Typically on a Wednesday afternoon at the Rec Center, the pounding of basketballs on the parquet floor are the dominant sound which ring throughout the basketball courts. However, last Wednesday was not a typical day at the Rec Center, as the dribbling of basketballs were drowned out by the giddy laughter which comes with playing the sport, “Bubble Soccer.”
Hosted by Campus Activities Board (CAB), student last Wednesday were able to take a break from their classes by getting inside a nearly 40-pound bubble to turn topsy-turvy on the basketball courts. Playing sports such as soccer and jousting inside the bubble, it was CAB’s daytime and commuter chair, junior Crystal McKoy, who organized the event and simply wanted to create a program which was different from what students usually participate.
“ I do know a lot of soccer players and they were saying that it would be a fun thing to do, so I was like, why not try to make it happen” said McKoy. “And when I looked into it, it was actually plausible so I was like, let’s do it.” While students laughed hysterically with each other as they whirled about and lost balance as their fall to the hard parquet was soften due to a giant bubble, the program was a useful event showing the benefits of a healthy lifestyle.
“Today is actually National Women’s Health and Fitness Day.” said McKoy. “And I was like, well this would be a fun event to do for this day. That is also why we have fruits and healthy snacks to go with the bubble games to promote good health.”
The program, which was located on the third basketball court, the farthest away from the main entrance quickly became the lead attraction for students who were passing by. Runners on indoor track quickly screeched to a halt to take a look below. Basketball players who were waiting for the next game on the second court, peered behind the white curtain separating the courts to watch glimpses of the bubbles as they had one eye on basketball, and the other on the students inside bubbles. Runners on the treadmills outside the basketball court who came to the court for the water fountains, took two looks to the bouncing sight before them.
Because of the limited number of bubbles, students participated in quick soccer game intervals so each student who showed up to the event could have a chance to play and move about in the bubble. And as students were first trying to acclimate inside the bubble before the first soccer games, jousting and backflips became the most prevalent sight on the court.
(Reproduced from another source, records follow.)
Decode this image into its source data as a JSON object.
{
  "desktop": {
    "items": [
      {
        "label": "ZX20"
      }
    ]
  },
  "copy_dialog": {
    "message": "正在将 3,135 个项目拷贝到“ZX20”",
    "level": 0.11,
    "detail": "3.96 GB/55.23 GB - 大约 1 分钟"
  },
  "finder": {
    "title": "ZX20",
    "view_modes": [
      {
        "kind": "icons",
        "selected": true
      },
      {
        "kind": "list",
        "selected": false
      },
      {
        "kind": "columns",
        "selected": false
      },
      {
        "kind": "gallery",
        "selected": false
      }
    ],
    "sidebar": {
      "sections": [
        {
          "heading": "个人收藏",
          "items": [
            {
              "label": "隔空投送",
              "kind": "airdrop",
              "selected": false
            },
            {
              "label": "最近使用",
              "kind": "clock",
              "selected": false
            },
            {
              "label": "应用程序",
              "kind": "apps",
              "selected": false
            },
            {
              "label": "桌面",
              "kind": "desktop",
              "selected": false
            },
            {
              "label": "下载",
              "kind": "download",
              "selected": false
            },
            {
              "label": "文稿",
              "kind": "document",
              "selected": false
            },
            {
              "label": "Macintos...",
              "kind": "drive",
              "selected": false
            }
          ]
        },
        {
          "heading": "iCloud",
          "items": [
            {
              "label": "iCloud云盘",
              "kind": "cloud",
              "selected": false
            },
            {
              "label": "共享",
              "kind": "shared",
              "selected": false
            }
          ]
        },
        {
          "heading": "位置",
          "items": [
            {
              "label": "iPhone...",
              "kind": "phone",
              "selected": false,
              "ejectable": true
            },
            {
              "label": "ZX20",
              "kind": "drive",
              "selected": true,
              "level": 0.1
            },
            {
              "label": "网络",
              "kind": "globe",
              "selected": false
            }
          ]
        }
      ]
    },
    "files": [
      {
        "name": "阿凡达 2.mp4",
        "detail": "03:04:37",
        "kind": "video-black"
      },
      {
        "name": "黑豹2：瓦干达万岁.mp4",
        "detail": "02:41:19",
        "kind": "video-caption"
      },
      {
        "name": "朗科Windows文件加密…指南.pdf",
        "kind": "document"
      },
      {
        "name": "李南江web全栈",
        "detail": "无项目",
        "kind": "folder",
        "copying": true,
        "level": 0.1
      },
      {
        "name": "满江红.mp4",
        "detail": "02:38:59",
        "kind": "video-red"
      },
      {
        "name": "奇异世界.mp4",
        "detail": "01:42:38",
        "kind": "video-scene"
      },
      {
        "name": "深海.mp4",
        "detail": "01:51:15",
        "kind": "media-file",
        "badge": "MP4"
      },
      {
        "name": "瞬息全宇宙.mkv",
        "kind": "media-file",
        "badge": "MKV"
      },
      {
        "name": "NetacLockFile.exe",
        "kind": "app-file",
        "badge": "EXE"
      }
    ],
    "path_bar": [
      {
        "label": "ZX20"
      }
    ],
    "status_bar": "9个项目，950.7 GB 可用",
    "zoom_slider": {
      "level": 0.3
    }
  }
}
Starting from opposing sidelines, students like medieval horsemen, would run as fast as they can until they meet in the middle. After the two individuals in the bubble meet, the winner is decided by the last man standing.
After the desire for jousting and backflips ended that Wednesday afternoon, students then took up The Beautiful Game and played multiple games of soccer to close out the event. In an instance of much staggering, stumbling and swaying, freshmen Jeremiah Smalls talked about how he felt playing such a quick-paced game in a bulky bubble.
“It harder than usual soccer” said Smalls. “It was hard to actually see the ball because it was kinda foggy in the bubble. You have to keep you balance while watching out for people are bumping into you, but it was pretty cool though.”
For the CAB event, the bubbles were provided by The Club at Oak Branch in Greensboro, and are one of only two locations in the state of North Carolina which provided such bubble activities. Leading students as a guide to get into the bubble and providing tips, Shannon O’York, the club’s Children Program Director, talked about why the bubble is not just limited to soccer as sports you can play inside the bubbles.
“…You can play bubble football where one of the people in the bubble is the football itself so everybody else on the teams are trying to block that football. That bubble when it gets hit, that’s where the down is” said O’York. “We can play bubble bowling, bubble knockout and bubble sumo as well, so there are several different sports we can play.”
Outside of the obvious bubble surrounding a player, O’York also touched on why bubble soccer is so distinct from its regular counterpart, and what she wanted the program to do for students on campus.
“You’re limited because you don’t have any hand movement. It’s all inside, you’re encased in a bubble with the handles” O’York said. “…We still do corners, we still do goal kicks. And that’s where our league comes in, where we actually do more of the base rules of soccer. Here, this is just fun for the students to play something new, something different, take a picture, post on Instagram/Facebook. ‘This is what I did today, that’s probably something no one else has done.’”